“In some cases, ABC is seeking between $2.2 million and $2.5 million, this person said, though a media buyer suggested the network may have slightly more inventory available and could be open to deals around the $2 million mark. For this year’s broadcast, ABC initially sought more than $2.1 million for a 30-second ad. In recent years, 30-second Oscar ad spots have typically gone for between $1.8 million and $2.2 million.”

Unlike Netflix’s price hike coinciding with the highly-anticipated second season of Stranger Things, ABC’s tactics come at a time when the network doesn’t hold a ton of leverage. This year’s Oscars averaged 32.9 million viewers, a four percent drop compared to 2016. In the key advertiser demographic of adults ages 18-49, the telecast averaged a 9.1 metered market rating, which marked a 14 percent from from 2016, per THR. It was also the longest Academy Awards ceremony in a decade at almost four hours, which probably doesn’t help. Overall, the show has seen three consecutive years of ratings declines, losing 10 million viewers between 2014 and 2016.

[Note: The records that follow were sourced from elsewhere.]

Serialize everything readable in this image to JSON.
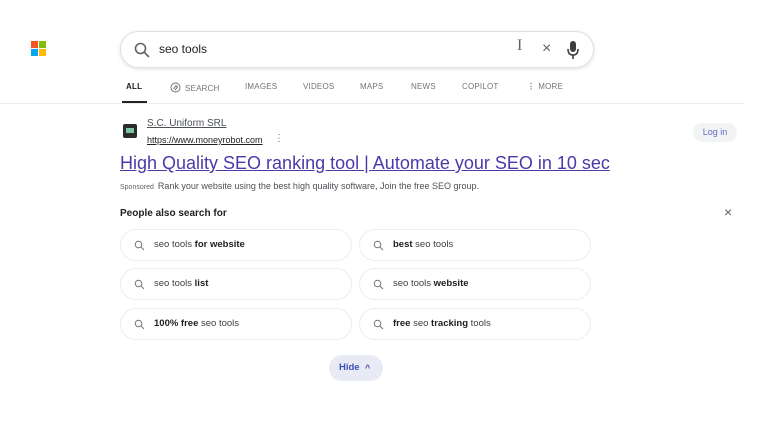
{
  "brand": {
    "colors": [
      "#f35325",
      "#81bc06",
      "#05a6f0",
      "#ffba08"
    ]
  },
  "search": {
    "query": "seo tools",
    "caret": "I",
    "clear": "×"
  },
  "tabs": [
    {
      "label": "ALL",
      "active": true
    },
    {
      "label": "SEARCH",
      "icon": "copilot-icon"
    },
    {
      "label": "IMAGES"
    },
    {
      "label": "VIDEOS"
    },
    {
      "label": "MAPS"
    },
    {
      "label": "NEWS"
    },
    {
      "label": "COPILOT"
    },
    {
      "label": "MORE",
      "icon": "kebab-icon"
    }
  ],
  "ad": {
    "company": "S.C. Uniform SRL",
    "url": "https://www.moneyrobot.com",
    "more": "⋮",
    "title": "High Quality SEO ranking tool | Automate your SEO in 10 sec",
    "sponsored": "Sponsored",
    "description": "Rank your website using the best high quality software, Join the free SEO group."
  },
  "header": {
    "login": "Log in"
  },
  "pasf": {
    "title": "People also search for",
    "close": "×",
    "items": [
      {
        "plain1": "seo tools ",
        "bold1": "for website",
        "plain2": "",
        "bold2": "",
        "plain3": ""
      },
      {
        "plain1": "",
        "bold1": "best",
        "plain2": " seo tools",
        "bold2": "",
        "plain3": ""
      },
      {
        "plain1": "seo tools ",
        "bold1": "list",
        "plain2": "",
        "bold2": "",
        "plain3": ""
      },
      {
        "plain1": "seo tools ",
        "bold1": "website",
        "plain2": "",
        "bold2": "",
        "plain3": ""
      },
      {
        "plain1": "",
        "bold1": "100% free",
        "plain2": " seo tools",
        "bold2": "",
        "plain3": ""
      },
      {
        "plain1": "",
        "bold1": "free",
        "plain2": " seo ",
        "bold2": "tracking",
        "plain3": " tools"
      }
    ],
    "hide": "Hide",
    "hide_chevron": "^"
  }
}
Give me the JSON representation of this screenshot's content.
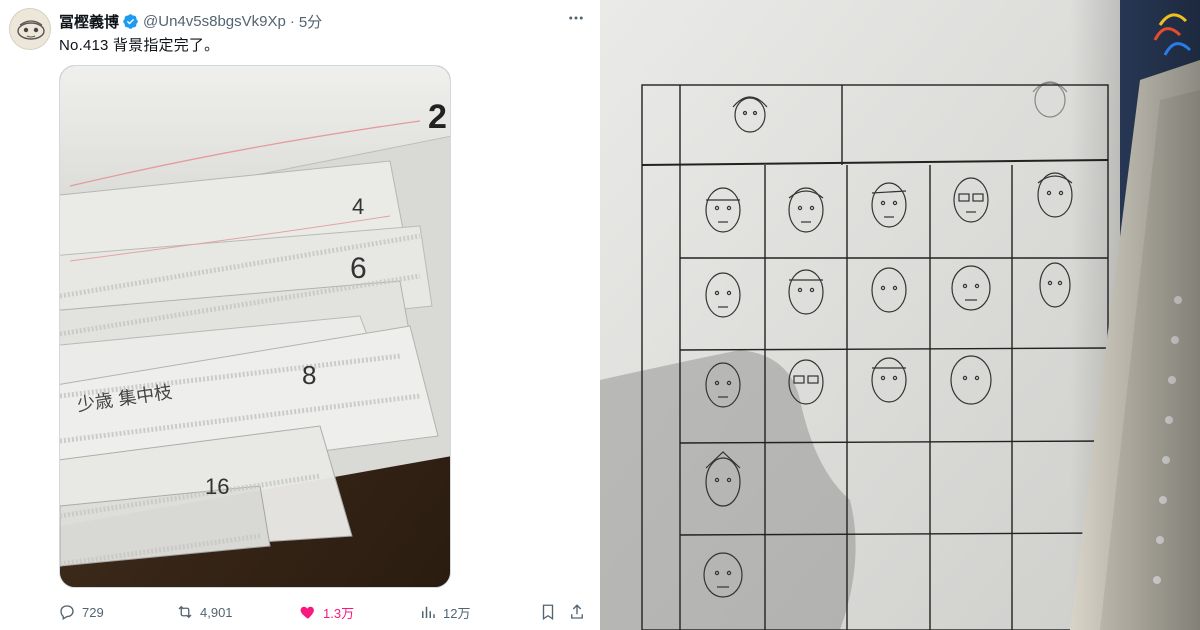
{
  "tweet": {
    "author_name": "冨樫義博",
    "handle": "@Un4v5s8bgsVk9Xp",
    "time": "5分",
    "text": "No.413 背景指定完了。",
    "verified_color": "#1d9bf0"
  },
  "photo_left": {
    "sheet_numbers": [
      "2",
      "4",
      "6",
      "8",
      "16"
    ],
    "handwritten_label": "少歳 集中枝"
  },
  "actions": {
    "reply_count": "729",
    "retweet_count": "4,901",
    "like_count": "1.3万",
    "views_count": "12万"
  },
  "colors": {
    "like": "#f91880",
    "muted": "#536471",
    "text": "#0f1419"
  }
}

However, similar to The Walking Dead, a dip isn’t nearly as troublesome when you’re still on top. The Academy Awards still outpace the Golden Globes, Grammys and Emmys in viewership. It’s also still a hugely profitable endeavor for ABC, as the network reaped a reported $115 million in ad revenue back in February. In this era of cord cutting and streaming, drawing huge chunk audiences is more difficult than ever. Advertisers are taking advantage of these rare opportunities, which may explain how ABC can get away with charging more even as fewer viewers tune in.

But ABC and advertisers may be disappointed yet again this year as ratings tend to fluctuate alongside nominees. When the Oscars are flooded with art-house features that tend to appeal to older audiences, the ratings seem to tumble (2008’s telecast drew a series low 32 million viewers as No Country For Old Men won Best Picture). When the nominees are peppered with major blockbusters, ratings rise (1998’s show drew 55 million viewers as Titanic drew the top spot). Based on our early Oscars predictions, we’re expecting something closer to the former.

ABC Is Charging a Fortune for Oscars Ads Despite Falling Ratings